Assignment: Scan the data below and work out how many of its lines contain the word "value". Give only that number.

───── Data for this exercise

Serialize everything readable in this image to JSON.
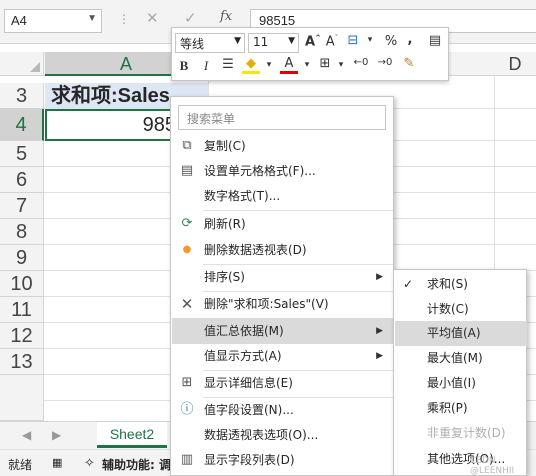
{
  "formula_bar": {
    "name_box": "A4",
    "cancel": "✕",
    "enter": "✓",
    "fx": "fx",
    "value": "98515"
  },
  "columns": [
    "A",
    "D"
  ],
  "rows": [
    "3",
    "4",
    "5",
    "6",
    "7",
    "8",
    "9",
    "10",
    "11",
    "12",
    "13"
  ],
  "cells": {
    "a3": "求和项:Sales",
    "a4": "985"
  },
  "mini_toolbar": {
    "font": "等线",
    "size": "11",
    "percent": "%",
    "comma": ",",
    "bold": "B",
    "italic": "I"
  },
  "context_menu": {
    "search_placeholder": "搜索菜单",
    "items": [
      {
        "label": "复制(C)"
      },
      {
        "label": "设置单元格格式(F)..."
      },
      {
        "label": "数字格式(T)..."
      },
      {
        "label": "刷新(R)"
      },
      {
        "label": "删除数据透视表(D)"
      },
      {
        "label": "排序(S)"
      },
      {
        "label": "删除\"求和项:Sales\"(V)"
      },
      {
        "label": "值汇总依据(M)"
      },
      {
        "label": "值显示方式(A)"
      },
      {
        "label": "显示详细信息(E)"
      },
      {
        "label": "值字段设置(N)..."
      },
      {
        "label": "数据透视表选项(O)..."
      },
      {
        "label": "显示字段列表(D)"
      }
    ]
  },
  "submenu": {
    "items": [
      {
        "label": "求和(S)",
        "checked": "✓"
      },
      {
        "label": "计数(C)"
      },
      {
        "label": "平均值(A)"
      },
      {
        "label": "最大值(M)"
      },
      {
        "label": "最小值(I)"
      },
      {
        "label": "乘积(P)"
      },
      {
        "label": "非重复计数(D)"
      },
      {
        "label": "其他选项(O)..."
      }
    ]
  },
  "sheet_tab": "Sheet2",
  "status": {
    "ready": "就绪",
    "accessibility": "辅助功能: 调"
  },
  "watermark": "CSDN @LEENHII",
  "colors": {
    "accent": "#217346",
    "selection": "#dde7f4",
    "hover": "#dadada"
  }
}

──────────
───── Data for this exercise

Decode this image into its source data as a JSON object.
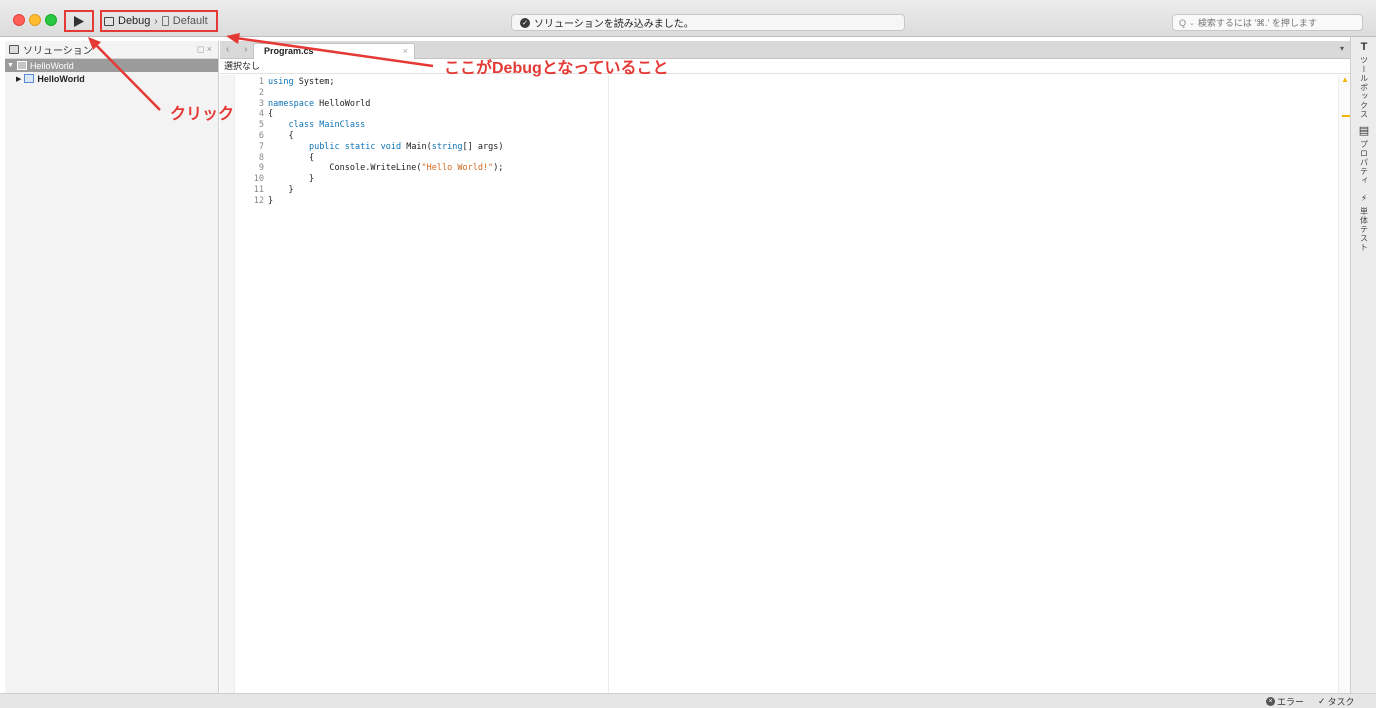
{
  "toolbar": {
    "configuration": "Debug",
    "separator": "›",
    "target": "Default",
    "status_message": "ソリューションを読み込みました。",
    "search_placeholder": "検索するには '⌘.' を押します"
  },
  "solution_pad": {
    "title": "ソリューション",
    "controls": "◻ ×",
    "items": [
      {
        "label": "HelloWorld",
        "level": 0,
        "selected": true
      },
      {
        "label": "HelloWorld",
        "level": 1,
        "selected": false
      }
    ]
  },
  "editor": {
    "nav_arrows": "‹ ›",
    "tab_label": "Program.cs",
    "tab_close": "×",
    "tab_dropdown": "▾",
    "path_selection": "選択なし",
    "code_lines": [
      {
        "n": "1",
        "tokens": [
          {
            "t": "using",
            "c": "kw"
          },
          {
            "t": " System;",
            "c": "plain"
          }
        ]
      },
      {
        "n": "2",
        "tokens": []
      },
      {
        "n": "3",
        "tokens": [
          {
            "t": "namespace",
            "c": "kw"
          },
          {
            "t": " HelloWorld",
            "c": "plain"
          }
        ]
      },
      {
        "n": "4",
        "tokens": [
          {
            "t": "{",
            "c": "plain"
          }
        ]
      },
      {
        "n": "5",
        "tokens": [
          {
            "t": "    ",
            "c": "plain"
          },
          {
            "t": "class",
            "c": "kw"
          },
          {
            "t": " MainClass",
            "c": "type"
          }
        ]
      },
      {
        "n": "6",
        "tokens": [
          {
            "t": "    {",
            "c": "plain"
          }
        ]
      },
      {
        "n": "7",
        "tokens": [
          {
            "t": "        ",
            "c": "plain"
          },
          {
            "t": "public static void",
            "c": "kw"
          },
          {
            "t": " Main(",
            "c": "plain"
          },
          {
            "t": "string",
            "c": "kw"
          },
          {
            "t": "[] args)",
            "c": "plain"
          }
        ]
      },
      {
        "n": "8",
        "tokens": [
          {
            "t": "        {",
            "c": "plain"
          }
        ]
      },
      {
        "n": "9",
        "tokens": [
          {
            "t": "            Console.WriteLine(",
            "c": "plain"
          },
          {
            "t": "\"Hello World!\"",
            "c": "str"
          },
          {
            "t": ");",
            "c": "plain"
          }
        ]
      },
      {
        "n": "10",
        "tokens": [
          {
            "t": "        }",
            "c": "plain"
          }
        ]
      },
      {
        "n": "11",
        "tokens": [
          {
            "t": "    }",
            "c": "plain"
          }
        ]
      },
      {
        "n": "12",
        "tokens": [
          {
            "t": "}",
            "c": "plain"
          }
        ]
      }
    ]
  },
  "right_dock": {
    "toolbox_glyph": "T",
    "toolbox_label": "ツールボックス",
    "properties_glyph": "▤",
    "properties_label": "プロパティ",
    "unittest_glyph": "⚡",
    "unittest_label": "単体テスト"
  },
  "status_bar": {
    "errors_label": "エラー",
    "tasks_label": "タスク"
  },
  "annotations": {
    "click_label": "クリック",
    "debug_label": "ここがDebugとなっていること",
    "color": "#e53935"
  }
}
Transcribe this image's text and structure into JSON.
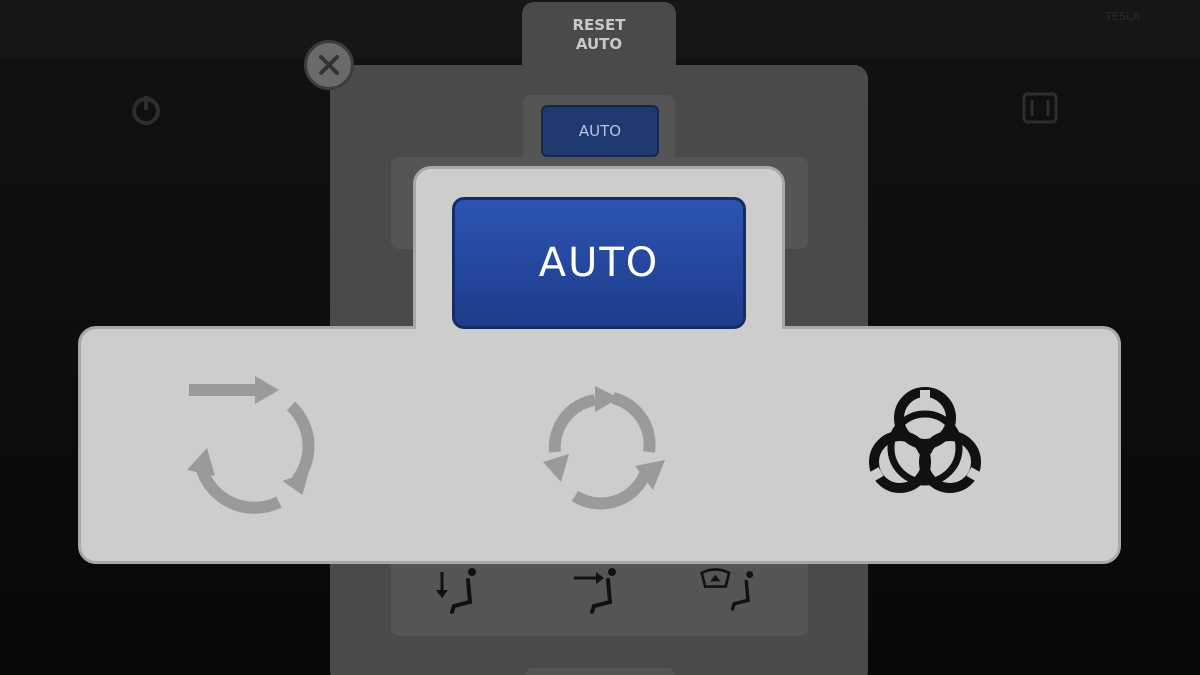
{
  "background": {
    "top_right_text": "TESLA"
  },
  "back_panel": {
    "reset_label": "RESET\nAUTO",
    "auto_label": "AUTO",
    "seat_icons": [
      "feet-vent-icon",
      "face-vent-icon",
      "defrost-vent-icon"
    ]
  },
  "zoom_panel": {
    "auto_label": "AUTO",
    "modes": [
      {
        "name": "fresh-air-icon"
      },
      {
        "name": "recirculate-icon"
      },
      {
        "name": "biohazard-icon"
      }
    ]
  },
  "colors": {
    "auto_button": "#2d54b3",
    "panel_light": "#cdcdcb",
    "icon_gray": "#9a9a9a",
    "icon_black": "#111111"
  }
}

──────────
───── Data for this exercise

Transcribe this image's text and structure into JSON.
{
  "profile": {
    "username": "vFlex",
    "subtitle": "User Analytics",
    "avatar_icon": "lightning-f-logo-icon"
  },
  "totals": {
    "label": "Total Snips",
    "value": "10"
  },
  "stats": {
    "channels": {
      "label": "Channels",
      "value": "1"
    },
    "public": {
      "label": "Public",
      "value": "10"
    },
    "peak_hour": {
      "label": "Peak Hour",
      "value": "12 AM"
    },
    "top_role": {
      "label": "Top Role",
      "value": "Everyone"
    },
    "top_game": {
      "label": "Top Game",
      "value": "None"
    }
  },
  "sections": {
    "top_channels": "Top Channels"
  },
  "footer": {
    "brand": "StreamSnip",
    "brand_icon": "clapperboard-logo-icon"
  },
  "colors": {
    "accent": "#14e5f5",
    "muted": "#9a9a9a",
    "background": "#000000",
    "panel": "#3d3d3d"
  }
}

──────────

Finished exercise: 7